I've used LindowsOS 4.0 in Spanish (I'm bilingual), and I found it to be pretty darned good for a translation of a gringo product. :-) LindowsOS 4.0 Spanish Edition was certainly good enough to put in front of my Peruvian friends and have them use. I would guess that Linspire 4.5 is even better. Thus, I see it as also a valid choice for installfests.
It is true that, old or new, your hardware does need to actually be functioning well to run GNU/Linux or any of the BSD's. Unlike Windows, which doesn't seem to use as much of the hardware, the popular Free OS's might intermittently have problems if you've got, say, flaky RAM or CPU cache. I recently discovered this with an older (Socket 7) box that has started to get flaky on me, both with Slackware and Knoppix. I tried the same OS's on another, identical box, and they were happy as a clam. Troubleshooting revealed bad DRAM. Funnily enough, OpenBSD installed on the flaky box just fine; go figure.
The moral: Make sure the hardware's okay before you blame the OS.

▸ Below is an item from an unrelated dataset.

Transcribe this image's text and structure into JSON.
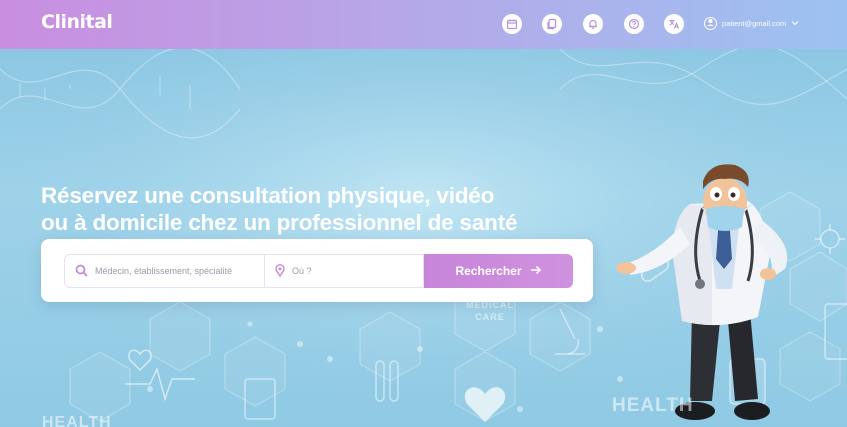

As i know Puerto Rico got a community called Vidalinux.com that have more than 3 years promoting, teaching, using Linux, and developing open-source software, would be nice if projects like this help the Puerto Rico Linux community, changing ideas, participated on current projects and get involved with people that are already using Linux in Puerto Rico.
BTW another project is the UPR High performance facility, this facility provided mirrors for a lot of opensource projects and have people using Linux by years.
I'm happy that this is being done as well, but it would've been more useful if these resources are pulled in together, specially if the infamous "technological western corridor" and the upcoming Port of the American ever see the light of day.
I don't question the choice of Linspire under certain circumstances. I must grudgingly admit that I have found Linspire supports devices 'out-of-the-box' that other distros do not (my USB Linksys WiFi adapter, for example).
However, I question the compliance to the licensing terms of the software. Linspire is a distro that is normally purchased, and cannot be freely re-distributed (as far as I am aware).
Linspire is a distro that is normally purchased, and cannot be freely re-distributed (as far as I am aware).
IMHO: True in that it is normally purchased. False in that it can not be distributed. Linspire (the company) is distributing Linspire (the distro) via bittorrent P2P technology. In fact it is in Linspire's (the company) best interest to get their distro into as many hands as possible since it is not the CD/ISO/distro itself that generates revenue, but subscriptions to their CNR (Click-N-Run) installable program archive.
See also Linspire.com - Michael's Minutes: Lindows.com Does P2P
That is just Linspire Live (the Live CD version), and is not installable, as far as I know...
However, I didn't know that Linspire was offering *anything* via p2p, so perhaps these people have properly followed a version of the Linspire licensing I am not aware of.
They have been for some time now. This includes not just BitTorrent, but other P2P networks such as KaZaA. I refer you to this link:
This is for LindowsLive, now called LinspireLive.
BTW, the OEM version of the "full", i. e. installable-to-hard-disk Linspire is available in Micro Center for US$9.95. Yep, that's ten bucks. So, next time you need some DRAM or upgrade your CPU or whatever, you're good to go.
Perhaps they are now offering more than just Linspire Live via bittorrent? - http://info.linspire.com/p2p/p2p-pr.html